Biden administration's new broadband map shows stark digital divide

The publicly available interactive map differs greatly from the FCC's flawed broadband maps, showing far more unconnected and underconnected communities in the US.

Marguerite Reardon Former senior reporter
Marguerite Reardon started as a CNET News reporter in 2004, covering cellphone services, broadband, citywide Wi-Fi, the Net neutrality debate and the consolidation of the phone companies.
Marguerite Reardon
4 min read
NTIA map of broadband access in the US

The NTIA map combines datasets from the Census Bureau and the FCC, as well as private companies M-Lab, Ookla and Microsoft to paint a more accurate picture of broadband access in the US. 


The Biden administration released a new mapping tool Thursday that gives a more accurate picture of who has broadband and who doesn't. This new map could prove useful as President Joe Biden pushes his massive infrastructure spending agenda, which is expected to include funds to ensure every American has access to broadband. 

The National Telecommunications and Information Administration, under the purview of the US Commerce Department, developed the map using a combination of data from both public and private sources. The result is a map that shows far more people not served by broadband than the FCC's maps indicate. 

"As we release this important data to the public, it paints a sobering view of the challenges facing far too many Americans as they try to connect to high-speed broadband and participate in our modern economy," Secretary of Commerce Gina Raimondo said in a statement.

The map, which is publicly available and allows anyone to zoom in on an area to check availability, is the first of its kind because it uses information from both public and private entities, including data from the US Census Bureau and the FCC, as well as private companies M-Lab, Ookla and Microsoft. As a result, the new map is more granular than the maps the FCC has been using.

Watch this: How to solve the rural broadband problem? Fix the maps

Republicans and Democrats on the FCC and in Congress have long agreed that there are flaws in the FCC's maps, which are used to distribute the billions of dollars in federal funding the agency offers each year to subsidize the cost of building out infrastructure. The biggest issue is that they don't provide an accurate picture of where broadband exists and where it doesn't

The problem took on a new urgency as the COVID-19 pandemic forced everything from family gatherings to school to work to go online. The shutdowns starting in March 2020 highlighted the fact that millions of Americans across the country lack access to fast internet at home. To address these issues, Biden has called for $100 billion to be spent on getting every American online as part of his massive infrastructure spending proposal. 

But knowing where to direct the massive amounts of federal dollars depends on having an accurate picture of where the need exists. 

The problem behind the FCC's maps

The issue with the FCC's maps stems from how the data was collected. The FCC relies on self-reported information provided by internet service providers, who report coverage for so-called "census block" areas. These areas can span miles of territory, and if broadband providers report even a single home or business in a particular census block as having service, the FCC counts the entire census block as served. But that's not always the case, especially in rural communities. 

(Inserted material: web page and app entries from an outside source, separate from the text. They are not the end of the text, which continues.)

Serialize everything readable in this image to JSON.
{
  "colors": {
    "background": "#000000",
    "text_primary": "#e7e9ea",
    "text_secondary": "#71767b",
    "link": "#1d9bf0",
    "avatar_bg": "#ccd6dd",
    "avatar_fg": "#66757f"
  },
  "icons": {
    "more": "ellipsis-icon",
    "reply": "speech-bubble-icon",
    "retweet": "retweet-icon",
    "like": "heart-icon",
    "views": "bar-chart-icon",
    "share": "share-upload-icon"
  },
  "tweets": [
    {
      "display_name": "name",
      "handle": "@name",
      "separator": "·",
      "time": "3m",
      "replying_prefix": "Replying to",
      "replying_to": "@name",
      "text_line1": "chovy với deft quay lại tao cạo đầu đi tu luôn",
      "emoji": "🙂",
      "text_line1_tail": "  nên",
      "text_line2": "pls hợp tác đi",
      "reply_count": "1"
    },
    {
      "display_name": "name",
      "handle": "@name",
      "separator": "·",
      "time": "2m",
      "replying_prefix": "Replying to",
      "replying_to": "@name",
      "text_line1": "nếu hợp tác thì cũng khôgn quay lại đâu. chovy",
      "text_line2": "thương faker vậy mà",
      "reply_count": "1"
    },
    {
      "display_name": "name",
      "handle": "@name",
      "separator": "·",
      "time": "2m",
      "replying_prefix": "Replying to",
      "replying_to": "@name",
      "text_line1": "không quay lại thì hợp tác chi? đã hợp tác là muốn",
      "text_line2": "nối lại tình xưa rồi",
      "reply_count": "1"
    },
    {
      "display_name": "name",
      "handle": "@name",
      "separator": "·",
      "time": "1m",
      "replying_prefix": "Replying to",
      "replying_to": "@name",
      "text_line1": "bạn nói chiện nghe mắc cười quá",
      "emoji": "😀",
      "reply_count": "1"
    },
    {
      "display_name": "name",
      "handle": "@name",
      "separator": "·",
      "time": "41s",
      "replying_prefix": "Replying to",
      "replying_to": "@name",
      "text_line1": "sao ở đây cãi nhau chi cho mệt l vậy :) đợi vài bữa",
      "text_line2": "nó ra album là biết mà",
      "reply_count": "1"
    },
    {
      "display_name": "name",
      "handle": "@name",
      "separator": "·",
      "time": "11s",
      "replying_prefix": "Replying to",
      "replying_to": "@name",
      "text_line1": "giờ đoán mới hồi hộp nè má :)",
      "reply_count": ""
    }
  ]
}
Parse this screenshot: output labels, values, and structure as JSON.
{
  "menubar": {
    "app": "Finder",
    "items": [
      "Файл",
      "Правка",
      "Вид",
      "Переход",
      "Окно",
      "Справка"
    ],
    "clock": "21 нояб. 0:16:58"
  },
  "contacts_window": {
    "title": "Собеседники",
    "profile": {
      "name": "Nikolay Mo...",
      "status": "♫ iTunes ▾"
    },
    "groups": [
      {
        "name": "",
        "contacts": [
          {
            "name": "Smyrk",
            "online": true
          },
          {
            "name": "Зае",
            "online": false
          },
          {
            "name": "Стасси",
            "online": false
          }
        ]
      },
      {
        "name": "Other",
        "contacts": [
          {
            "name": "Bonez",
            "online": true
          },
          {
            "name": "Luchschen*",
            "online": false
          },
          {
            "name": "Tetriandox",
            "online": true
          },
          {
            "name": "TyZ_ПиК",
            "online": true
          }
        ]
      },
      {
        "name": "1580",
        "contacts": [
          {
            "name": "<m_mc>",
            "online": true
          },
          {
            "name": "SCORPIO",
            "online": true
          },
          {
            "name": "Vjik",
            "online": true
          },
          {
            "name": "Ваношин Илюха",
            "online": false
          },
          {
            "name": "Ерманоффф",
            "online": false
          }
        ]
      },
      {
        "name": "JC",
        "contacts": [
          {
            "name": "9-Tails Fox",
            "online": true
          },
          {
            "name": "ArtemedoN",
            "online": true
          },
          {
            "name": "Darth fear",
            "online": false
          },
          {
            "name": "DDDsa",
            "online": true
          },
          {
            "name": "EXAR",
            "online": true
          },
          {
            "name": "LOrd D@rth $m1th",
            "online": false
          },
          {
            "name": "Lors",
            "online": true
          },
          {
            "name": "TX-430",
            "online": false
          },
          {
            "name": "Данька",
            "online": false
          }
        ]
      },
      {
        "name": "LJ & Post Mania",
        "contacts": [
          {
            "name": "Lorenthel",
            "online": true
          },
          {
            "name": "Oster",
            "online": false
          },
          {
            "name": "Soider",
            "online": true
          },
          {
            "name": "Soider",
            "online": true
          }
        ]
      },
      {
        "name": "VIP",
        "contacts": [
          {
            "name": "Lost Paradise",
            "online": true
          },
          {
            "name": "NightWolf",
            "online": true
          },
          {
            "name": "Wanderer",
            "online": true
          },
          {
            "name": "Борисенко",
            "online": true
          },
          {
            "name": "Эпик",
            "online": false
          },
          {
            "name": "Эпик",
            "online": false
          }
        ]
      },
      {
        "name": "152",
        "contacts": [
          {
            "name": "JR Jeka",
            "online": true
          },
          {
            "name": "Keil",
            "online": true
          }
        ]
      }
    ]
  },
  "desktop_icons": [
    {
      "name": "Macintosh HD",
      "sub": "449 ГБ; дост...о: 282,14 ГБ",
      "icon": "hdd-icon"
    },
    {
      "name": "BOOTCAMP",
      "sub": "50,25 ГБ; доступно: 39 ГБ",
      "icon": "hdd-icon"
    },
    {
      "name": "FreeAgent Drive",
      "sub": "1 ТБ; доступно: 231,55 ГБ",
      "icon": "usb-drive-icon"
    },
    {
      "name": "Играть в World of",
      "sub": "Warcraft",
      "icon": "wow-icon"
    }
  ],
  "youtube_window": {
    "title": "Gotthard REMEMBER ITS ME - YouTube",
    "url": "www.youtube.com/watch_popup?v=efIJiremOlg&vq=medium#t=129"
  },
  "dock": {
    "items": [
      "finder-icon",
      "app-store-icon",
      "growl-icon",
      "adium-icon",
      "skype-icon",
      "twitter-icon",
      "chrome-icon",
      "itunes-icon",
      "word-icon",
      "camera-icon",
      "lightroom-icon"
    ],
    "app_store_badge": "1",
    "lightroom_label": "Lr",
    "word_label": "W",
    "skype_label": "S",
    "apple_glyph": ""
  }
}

The new NTIA map tool is different from the FCC's map, because it contains data aggregated at the county, census tract and census block level to help show a more accurate picture of where quality broadband exists and where it doesn't. 

Because the data also includes on-the-ground speed test information, the tool also shows a community's true experience when going online. The result is that many parts of the country where internet access exists report speeds that fall below the FCC's benchmark for fixed broadband service of 25 Mbps download, 3 Mbps upload. 

The map also shows the overlap of high-poverty regions and areas that lack broadband access, because the dataset allows you to see where high-poverty communities are located and how that relates to internet usage patterns. It also shows where there's a lack of computers and related equipment. Usage patterns within tribal communities, which have historically suffered from lack of internet access, are also highlighted on the map. 

This is the first map that allows users to graphically compare and contrast these different data sources. Users can compare the separate data sets by toggling different fields on and off to gain a better understanding of where broadband needs are greatest.

FCC mapping reform efforts continue

In February, the FCC's acting chair, Jessica Rosenworcel, announced the formation of a new task force dedicated to implementing "long-overdue" upgrades to improve the agency's flawed broadband maps. But the data for the new FCC maps isn't likely to be available until next year.

The Biden administration has said that NTIA mapping tool introduced today is not a replacement for the efforts being done at the FCC. And the new map won't be used to direct federal funds. 

Rosenworcel applauded the NTIA's efforts and said she looks forward to working with the agency to develop more accurate maps. 

"To ensure that every household has the internet access necessary for success in the digital age, we need better ways to accurately measure where high-speed service has reached Americans and where it has not," she said in a statement. "The latest mapping effort by NTIA is a welcome new tool that provides valuable insight into the state of broadband across the country."

The FCC, she said, looks forward to continuing its collaboration with the Commerce Department and other federal partners to "fulfill the goal of connecting 100 percent of Americans."